The Federation of Small Businesses (FSB) has given its support to the latest decision of the Bank of England's Monetary Policy Committee (MPC) to maintain the base rate at its record-low level of 0.5 per cent.

Having last undergone change in March 2009 when the MPC cut the base rate to its lowest ever level, the UK has now witnessed its longest period of stability in the base rate of interest since the second world war.

It is therefore encouraging that companies continue to benefit and flourish in the low-interest environment, with the FSB keen to see this situation continue for the foreseeable future.

FSB national chairman John Allan stated: "With inflation likely to drop into deflation, encouraging investment should continue to be the top priority.

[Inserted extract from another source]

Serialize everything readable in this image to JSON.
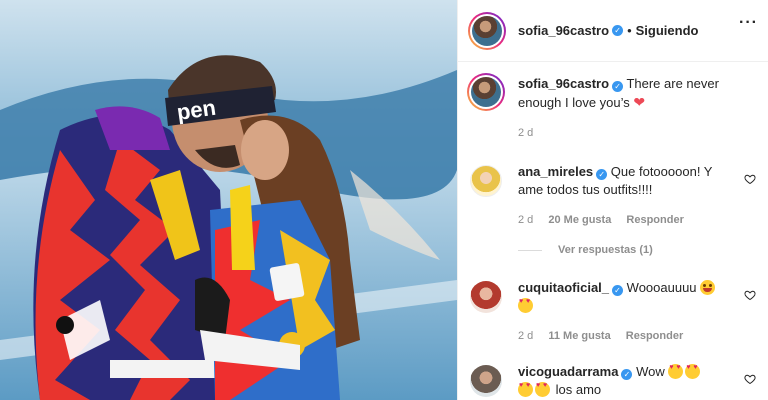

"Our members' confidence remains strong, with many small businesses planning to invest in their firms, hiring new staff and increasing wages. When the time does come to raise rates, it should be done gradually to allow businesses to absorb costs and plan ahead."

Indeed, Mr Allan stated that the latest decision to hold the base rate is one that will be welcomed by many business leaders across the UK.

Responding to the latest MPC announcement, David Kern, chief economist at the British Chambers of Commerce (BCC), added his perception that contrary to many expectations, the low level of inflation that typified recent months has remained unchanged and now presents a strong possibility that deflation will take hold in the near future.

This could be positive news for the nation as a whole though, as a period of deflation could help to bolster the coffers of the general public, leading to increased spending overall and a boost to significant areas of the economy including retail and services.

He argued: "The main cause of low inflation in the economy is the fall in energy and food prices, which will help to ease cost pressures for consumers and businesses, and will support economic growth.

"To sustain business confidence we need a firm commitment from the MPC to keep interest rates on hold until at least early 2016."

Annual consumer price inflation in March stood at zero per cent, meaning it could easily shift into deflation territory in the coming months.

Both the FSB and BCC are therefore strongly in favour of an ongoing hold on any increase the base rate of interest for the UK at present, as it is hoped that by doing so companies will be able to more confidently plan for the future and help the economy as a whole move towards a more stable and sustained recovery.

Released at the end of last month, the latest quarterly figures for gross domestic product in the UK show the economy grew by 0.6 per cent during the final three months of 2014 and was estimated to have grown by 2.8 per cent for the year as a whole in comparison to 2013.